Citizenship and Naturalization Among Turkish Skilled Migrants

Author(s): Deniz Yetkin Aker
Subject(s): Sociology, Labor relations, Social differentiation, Migration Studies, Socio-Economic Research, Asylum, Refugees, Migration as Policy-fields
Published by: Transnational Press London
Keywords: Canada; citizenship; Deniz Yetkin Aker; Germany; naturalization; skilled migrants; Turkish;
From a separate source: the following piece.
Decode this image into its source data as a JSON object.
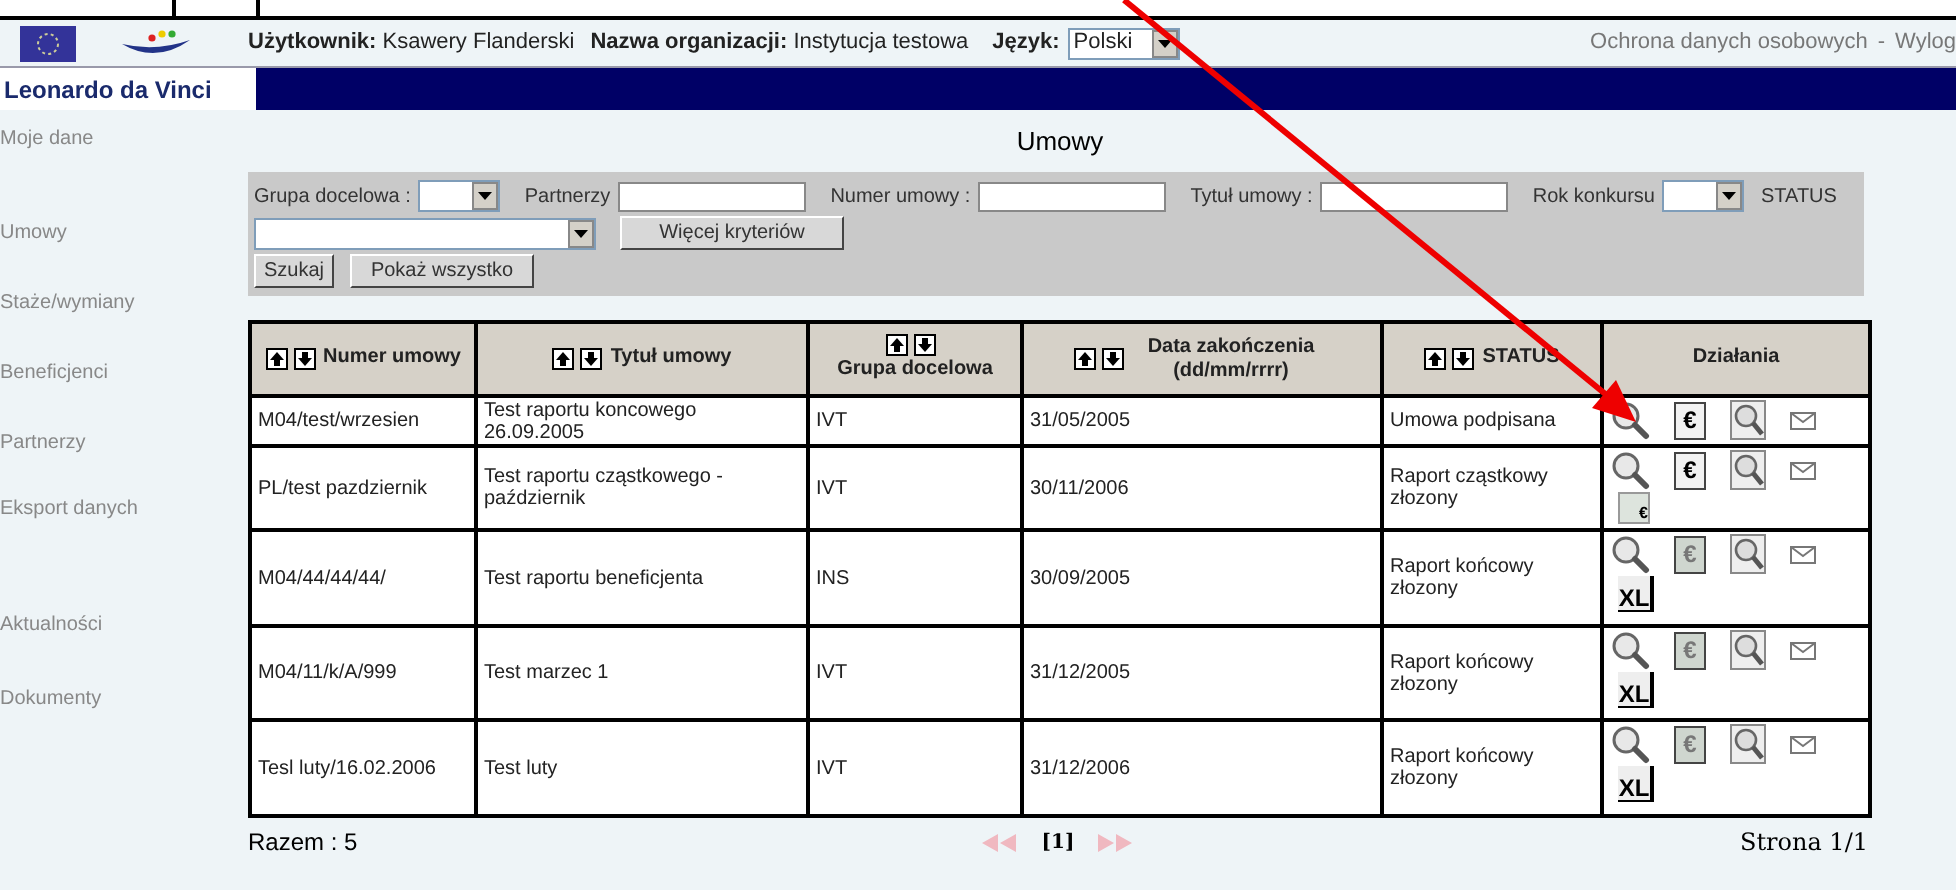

Summary/Abstract: This study focuses on three main questions: What does citizenship mean for immigrants? Why do some immigrants decide to acquire host countries’ citizenship while others do not? Do citizenship and migration policies of countries (such as Canada and Germany) are related to the decision-making process of immigrants? More specifically, the objective of the study is to investigate high-skilled and business Turkish immigrants (HSBTI) who moved to Germany and Canada between 2000 and 2010. It is expected that immigrants’ naturalization decisions and conceptualization of citizenship are related to countries’ migration and citizenship policy approaches (such as restricted or multiculturalist). With respect to high-skilled and business Turkish immigrants, this study put forwards the view that host country citizenship and migration policy (whether it is restricted or multicultural); economic, social and political benefits and costs of host country’s citizenship; and individuals’ conceptualization of citizenship (as a sense of belonging or commodity) influence their naturalization decisions.This study focuses on three main questions: What does citizenship mean for immigrants? Why do some immigrants decide to acquire host countries’ citizenship while others do not? Do citizenship and migration policies of countries (such as Canada and Germany) are related to the decision-making process of immigrants? More specifically, the objective of the study is to investigate high-skilled and business Turkish immigrants (HSBTI) who moved to Germany and Canada between 2000 and 2010. It is expected that immigrants’ naturalization decisions and conceptualization of citizenship are related to countries’ migration and citizenship policy approaches (such as restricted or multiculturalist). With respect to high-skilled and business Turkish immigrants, this study put forwards the view that host country citizenship and migration policy (whether it is restricted or multicultural); economic, social and political benefits and costs of host country’s citizenship; and individuals’ conceptualization of citizenship (as a sense of belonging or commodity) influence their naturalization decisions.

  • Print-ISBN-13: 978-1-912997-52-7
  • Page Count: 100
  • Publication Year: 2020
  • Language: English